5.3 Ultraviolet and Infrared Classification Schemes 169

5.4 Chemically Peculiar Stars 176

5.5 Herbig Ae/Be Stars 200

5.6 A-type Stars in Advanced Evolutionary Stages 207

5.7 A-type Shell Stars 213

Chapter 6. The F-type Stars 221

6.1 Introduction 221

6.2 Optical Classification 221

6.3 Classification in the Ultraviolet and Infrared 227

6.4 Population II F-type Stars 236

6.5 Chemically Peculiar F-type Stars 244

6.6 F-type Stars in Advanced Evolutionary Stages 249

Chapter 7. The G- and K-type Stars 259

7.1 Introduction 259

7.2 Optical Classification 259

7.3 The Infrared 265

7.4 The Search for a Solar Twin; Chromospheric Activity 270

7.5 T Tauri Stars 275

7.6 Chemically Peculiar G- and K-giants 278

7.7 Population II and III Stars 281

7.8 The High Luminosity, Yellow Variables 283

Chapter 8. The M-type, S-type, and Carbon Stars 293

8.1 Introduction 293

8.2 The M-type Stars 293

8.3 The Carbon Stars 306

8.4 The S-type Stars 321

8.5 Symbiotic and Algol Stars 331

Chapter 9. M Dwarfs and L Dwarfs--J. Davy Kirkpatrick 339

9.1 Introduction 339

9.2 The Discovery of M Dwarfs and L Dwarfs 339

9.3 Spectroscopic Classification 341

9.4 Physical Interpretation of Types 362

9.4 Peculiar Objects 372

Chapter 10. The T-type Dwarfs--Adam J. Burgasser 388

10.1 Introduction 388

10.2 Recognition of the T Dwarf Class and Early Discoveries 389

10.3 T Dwarf Spectral Characteristics 391

10.4 Near-Infrared Classification 396
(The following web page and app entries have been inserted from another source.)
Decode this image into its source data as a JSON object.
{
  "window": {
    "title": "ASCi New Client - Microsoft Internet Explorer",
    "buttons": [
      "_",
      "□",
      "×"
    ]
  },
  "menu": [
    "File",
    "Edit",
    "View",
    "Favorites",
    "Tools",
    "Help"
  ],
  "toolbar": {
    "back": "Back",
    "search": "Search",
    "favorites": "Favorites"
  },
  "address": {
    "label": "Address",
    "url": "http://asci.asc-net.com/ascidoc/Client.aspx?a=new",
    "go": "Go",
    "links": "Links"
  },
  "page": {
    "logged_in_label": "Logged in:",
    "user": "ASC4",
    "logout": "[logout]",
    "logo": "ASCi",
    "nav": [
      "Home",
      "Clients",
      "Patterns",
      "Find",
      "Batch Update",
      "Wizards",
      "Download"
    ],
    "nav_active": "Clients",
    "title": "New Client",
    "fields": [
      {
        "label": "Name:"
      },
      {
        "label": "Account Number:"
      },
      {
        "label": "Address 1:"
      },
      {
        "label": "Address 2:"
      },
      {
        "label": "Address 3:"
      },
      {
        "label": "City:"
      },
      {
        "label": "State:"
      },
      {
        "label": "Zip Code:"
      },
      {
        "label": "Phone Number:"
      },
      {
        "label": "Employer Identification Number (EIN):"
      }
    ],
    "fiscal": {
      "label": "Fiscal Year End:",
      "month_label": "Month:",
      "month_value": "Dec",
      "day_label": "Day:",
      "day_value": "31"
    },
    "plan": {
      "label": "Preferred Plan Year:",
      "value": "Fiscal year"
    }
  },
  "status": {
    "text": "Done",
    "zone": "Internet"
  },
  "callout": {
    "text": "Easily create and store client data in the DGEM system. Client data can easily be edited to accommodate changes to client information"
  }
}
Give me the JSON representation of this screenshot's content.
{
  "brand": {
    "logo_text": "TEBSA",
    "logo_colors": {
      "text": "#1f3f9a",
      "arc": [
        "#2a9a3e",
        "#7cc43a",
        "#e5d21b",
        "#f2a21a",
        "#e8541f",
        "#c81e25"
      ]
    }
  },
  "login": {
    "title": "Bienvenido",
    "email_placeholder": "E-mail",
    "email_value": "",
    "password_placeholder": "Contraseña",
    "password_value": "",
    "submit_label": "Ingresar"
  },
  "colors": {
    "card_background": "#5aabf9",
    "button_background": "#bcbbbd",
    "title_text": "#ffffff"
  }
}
10.5 Optical Classification 417

10.6 Mid-Infrared Classification 425

10.7 Additional Considerations for T-Dwarf Classification 428

10.8 Beyond the T Dwarfs 434

Chapter 11. Wolf-Rayet Stars and the Luminous Blue Variables 441

11.1 The Wolf-Rayet Stars 441

11.2 Luminous Blue Variables 465

11.3 Evolutionary Connections 468

Chapter 12. Endpoints of Stellar Evolution 472

12.1 Proto-Planetary Nebulae and Planetary Nebula Nucleus Stars 472

12.2 White Dwarf Stars 472

12.3 Novae 482

12.4 Supernovae 497

Chapter 13. Further Techniques 507

13.1 Introduction 507

13.2 Composite Spectra 507

13.3 Classification Systems in the Thermal Infrared 515

13.4 Other Classification Systems 522

13.5 Automated Methods of Spectral Classification 525

13.6 Low Dispersion Techniques and Natural Groups 529

Glossary 541

Appendix A: MK Standard Stars 555

Appendix B: Calibrations of the MK System 565

Appendix C: The Book Website 571

General Index 573

Object Index 585

Richard O. Gray is professor of astronomy at Appalachian
State University. Christopher J. Corbally, SJ, is a vice director of the Vatican Observatory and adjunct associate
professor of astronomy at the University of Arizona.